> **Exercise**:
When a line below contains the string "zugeordnet", show that line.

> **Records**:
- Opening Delimiter -

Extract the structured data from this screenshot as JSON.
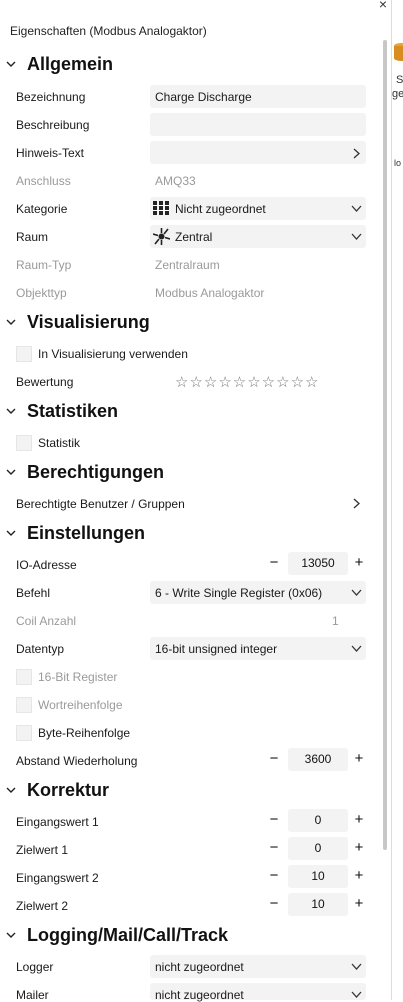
{
  "panel": {
    "title": "Eigenschaften (Modbus Analogaktor)",
    "close_glyph": "×"
  },
  "right_pane": {
    "text1": "S",
    "text2": "ge",
    "text3": "lo"
  },
  "sections": {
    "allgemein": "Allgemein",
    "visualisierung": "Visualisierung",
    "statistiken": "Statistiken",
    "berechtigungen": "Berechtigungen",
    "einstellungen": "Einstellungen",
    "korrektur": "Korrektur",
    "logging": "Logging/Mail/Call/Track"
  },
  "allgemein": {
    "bezeichnung_label": "Bezeichnung",
    "bezeichnung_value": "Charge Discharge",
    "beschreibung_label": "Beschreibung",
    "beschreibung_value": "",
    "hinweis_label": "Hinweis-Text",
    "anschluss_label": "Anschluss",
    "anschluss_value": "AMQ33",
    "kategorie_label": "Kategorie",
    "kategorie_value": "Nicht zugeordnet",
    "raum_label": "Raum",
    "raum_value": "Zentral",
    "raumtyp_label": "Raum-Typ",
    "raumtyp_value": "Zentralraum",
    "objekttyp_label": "Objekttyp",
    "objekttyp_value": "Modbus Analogaktor"
  },
  "visualisierung": {
    "in_vis_label": "In Visualisierung verwenden",
    "bewertung_label": "Bewertung",
    "stars": "☆☆☆☆☆☆☆☆☆☆",
    "rating": 0
  },
  "statistiken": {
    "statistik_label": "Statistik"
  },
  "berechtigungen": {
    "benutzer_label": "Berechtigte Benutzer / Gruppen"
  },
  "einstellungen": {
    "io_label": "IO-Adresse",
    "io_value": "13050",
    "befehl_label": "Befehl",
    "befehl_value": "6 - Write Single Register (0x06)",
    "coil_label": "Coil Anzahl",
    "coil_value": "1",
    "datentyp_label": "Datentyp",
    "datentyp_value": "16-bit unsigned integer",
    "reg16_label": "16-Bit Register",
    "wort_label": "Wortreihenfolge",
    "byte_label": "Byte-Reihenfolge",
    "abstand_label": "Abstand Wiederholung",
    "abstand_value": "3600"
  },
  "korrektur": {
    "ein1_label": "Eingangswert 1",
    "ein1_value": "0",
    "ziel1_label": "Zielwert 1",
    "ziel1_value": "0",
    "ein2_label": "Eingangswert 2",
    "ein2_value": "10",
    "ziel2_label": "Zielwert 2",
    "ziel2_value": "10"
  },
  "logging": {
    "logger_label": "Logger",
    "logger_value": "nicht zugeordnet",
    "mailer_label": "Mailer",
    "mailer_value": "nicht zugeordnet"
  },
  "stepper": {
    "minus": "−",
    "plus": "+"
  },
  "colors": {
    "field_bg": "#f3f3f3",
    "disabled_text": "#9a9a9a",
    "scrollbar": "#c7c7c7"
  }
}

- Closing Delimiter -

> **Response to the exercise**:
    "kategorie_value": "Nicht zugeordnet",
    "logger_value": "nicht zugeordnet",
    "mailer_value": "nicht zugeordnet"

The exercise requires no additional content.